SUSA: Riding above and below the wave

Latest polling numbers on approval of President George W. Bush show no great change or surprise from the last few months. But it's been a while since we've posted the Survey USA numbers, so here's a recap.

In Oregon, Bush is at 33% approval and 64% disapproval. That's not quite as negative for Bush as the 31%-67% numbers from May, but it is more negative than in June or July, when the negatives had softened slightly. Only 10 other states currently view Bush more negatively.

In Washington (Bush's 13th-worst state), the picture is closely similar, at 34% favorable, 64% unfavorable. As in Oregon, a slight move toward a more favorable view of Bush in mid-summer snapped back in August.

Finally, Idaho remains positively disposed toward Bush, the president's second-best state (after Utah), where he gets 56% approval and 41% disapproval - one of four states where he tops the 50% favorable mark. In contrast to most states, Bush gained in approval in August over the previous couple of months.

Nationally, Bush is at 38% favorable, 60% unfavorable.

Out too soon

In the category of good intentions gone awry, place an Oregon corrections program aimed at providing alcohol and drug treatment for inmates. A perfectly sound idea, it has created some awful problems because it has allowed a number of inmates, including some violent offenders, to get out of incarceration much earlier than expected - to the surprise of judges, prosecutors, victims and others.

The biggest problem here (alongside some bad calls on releases) seems to be transparency. The program got almost no attention when it was approved in the Oregon Legislature, and the man in whose department it is operated, Max Williams, is the former legislator who championed it. That may have led to an internal cultural problem: This is our program, we started it, we know how to operate it. That shut-down attitude - reporters have had to deal with persistent blocks in their requests for state information and documents on this program - apparently has led to denials, maybe including self-denial, that problems with the program are significant.

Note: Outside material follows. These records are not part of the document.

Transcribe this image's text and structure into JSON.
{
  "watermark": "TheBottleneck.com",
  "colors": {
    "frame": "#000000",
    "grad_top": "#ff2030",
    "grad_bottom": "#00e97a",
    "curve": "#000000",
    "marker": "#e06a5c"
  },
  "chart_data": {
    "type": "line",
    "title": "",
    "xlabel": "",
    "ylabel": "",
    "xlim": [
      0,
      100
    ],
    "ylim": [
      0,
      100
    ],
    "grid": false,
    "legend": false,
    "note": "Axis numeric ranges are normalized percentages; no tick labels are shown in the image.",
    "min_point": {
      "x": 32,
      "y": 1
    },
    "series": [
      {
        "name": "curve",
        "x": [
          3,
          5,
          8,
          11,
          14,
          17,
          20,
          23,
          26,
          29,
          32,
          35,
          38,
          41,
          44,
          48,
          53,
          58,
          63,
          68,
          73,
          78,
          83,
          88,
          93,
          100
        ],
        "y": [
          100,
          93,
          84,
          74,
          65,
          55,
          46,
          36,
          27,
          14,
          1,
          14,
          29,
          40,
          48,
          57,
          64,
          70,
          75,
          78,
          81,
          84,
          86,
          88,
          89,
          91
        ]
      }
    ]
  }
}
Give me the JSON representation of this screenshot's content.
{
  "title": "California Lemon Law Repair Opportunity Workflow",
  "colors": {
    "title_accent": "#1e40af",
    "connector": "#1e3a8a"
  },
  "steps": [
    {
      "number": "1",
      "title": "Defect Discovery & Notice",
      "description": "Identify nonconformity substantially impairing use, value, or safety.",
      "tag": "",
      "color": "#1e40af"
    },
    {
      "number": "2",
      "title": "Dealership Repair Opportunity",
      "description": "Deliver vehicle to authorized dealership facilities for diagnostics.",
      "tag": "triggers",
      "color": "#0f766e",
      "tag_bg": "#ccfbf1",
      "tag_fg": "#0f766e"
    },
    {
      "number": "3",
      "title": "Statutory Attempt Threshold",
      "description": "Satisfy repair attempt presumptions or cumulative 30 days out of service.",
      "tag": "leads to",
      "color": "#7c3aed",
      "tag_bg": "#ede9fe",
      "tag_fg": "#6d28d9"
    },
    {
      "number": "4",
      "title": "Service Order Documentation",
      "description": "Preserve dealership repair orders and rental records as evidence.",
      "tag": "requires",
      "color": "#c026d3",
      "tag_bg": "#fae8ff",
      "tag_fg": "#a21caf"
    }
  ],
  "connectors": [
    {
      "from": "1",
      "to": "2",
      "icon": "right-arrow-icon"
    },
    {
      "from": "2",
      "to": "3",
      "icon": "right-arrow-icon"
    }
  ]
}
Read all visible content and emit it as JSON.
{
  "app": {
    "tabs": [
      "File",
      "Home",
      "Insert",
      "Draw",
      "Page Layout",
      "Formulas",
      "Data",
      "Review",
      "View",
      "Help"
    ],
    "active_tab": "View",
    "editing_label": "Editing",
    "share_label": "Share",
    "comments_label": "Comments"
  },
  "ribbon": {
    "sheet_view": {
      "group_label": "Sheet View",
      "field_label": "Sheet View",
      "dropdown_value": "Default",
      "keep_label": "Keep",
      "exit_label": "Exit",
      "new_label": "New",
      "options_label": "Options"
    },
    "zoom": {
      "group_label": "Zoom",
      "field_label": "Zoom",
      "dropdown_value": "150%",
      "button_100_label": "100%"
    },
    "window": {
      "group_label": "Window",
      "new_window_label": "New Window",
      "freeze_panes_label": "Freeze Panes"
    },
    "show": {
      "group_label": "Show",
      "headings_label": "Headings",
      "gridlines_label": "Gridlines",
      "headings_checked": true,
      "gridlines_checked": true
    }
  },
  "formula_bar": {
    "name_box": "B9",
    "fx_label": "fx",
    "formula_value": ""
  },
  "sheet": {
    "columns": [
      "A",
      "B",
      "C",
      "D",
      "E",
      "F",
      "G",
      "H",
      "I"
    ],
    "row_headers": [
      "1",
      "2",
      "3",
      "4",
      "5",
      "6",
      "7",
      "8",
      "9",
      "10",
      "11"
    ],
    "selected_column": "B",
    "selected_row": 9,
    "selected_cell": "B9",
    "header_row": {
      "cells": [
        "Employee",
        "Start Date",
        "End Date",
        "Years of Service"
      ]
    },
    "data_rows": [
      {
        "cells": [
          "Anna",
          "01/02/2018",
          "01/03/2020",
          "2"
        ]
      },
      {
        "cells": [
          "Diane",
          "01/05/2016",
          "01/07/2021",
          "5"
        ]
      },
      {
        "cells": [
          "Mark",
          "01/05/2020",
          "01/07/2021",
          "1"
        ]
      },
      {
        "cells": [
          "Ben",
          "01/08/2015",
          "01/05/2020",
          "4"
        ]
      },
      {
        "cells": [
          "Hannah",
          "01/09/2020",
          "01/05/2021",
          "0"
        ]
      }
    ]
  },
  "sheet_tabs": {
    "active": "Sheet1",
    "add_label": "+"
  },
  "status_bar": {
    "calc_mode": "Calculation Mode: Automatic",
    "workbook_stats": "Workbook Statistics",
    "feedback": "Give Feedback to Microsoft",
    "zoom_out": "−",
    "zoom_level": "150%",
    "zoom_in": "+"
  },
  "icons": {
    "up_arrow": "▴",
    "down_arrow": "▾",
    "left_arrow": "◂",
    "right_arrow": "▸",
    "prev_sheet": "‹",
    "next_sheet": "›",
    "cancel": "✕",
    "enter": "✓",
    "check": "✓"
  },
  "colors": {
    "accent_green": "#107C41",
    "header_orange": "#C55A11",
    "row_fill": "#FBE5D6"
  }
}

We're not talking about an epidemic of bad early releases, but we are talking about considerably more than the odd fluke or two, and some of those people reoffend as soon as they're able. This could have a bearing on the governor's race, since Governor Ted Kulongoski (a lawyer, a former attorney general and a former Supreme Court justice) is involved in this, in a mixed way - partly defending the program and partly acknowledging some need for fixes.

All of which is mentioned here in part because it isn't (yet) visible many other places. This story was broken by the McMinnville News-Register, not one of the larger papers in the state; nevertheless, it threw in the resources to do a thorough job in its Thursday edition and will continue with another by Saturday.

By that time, it may not be publishing on this subject alone. Look for more on this in coming days.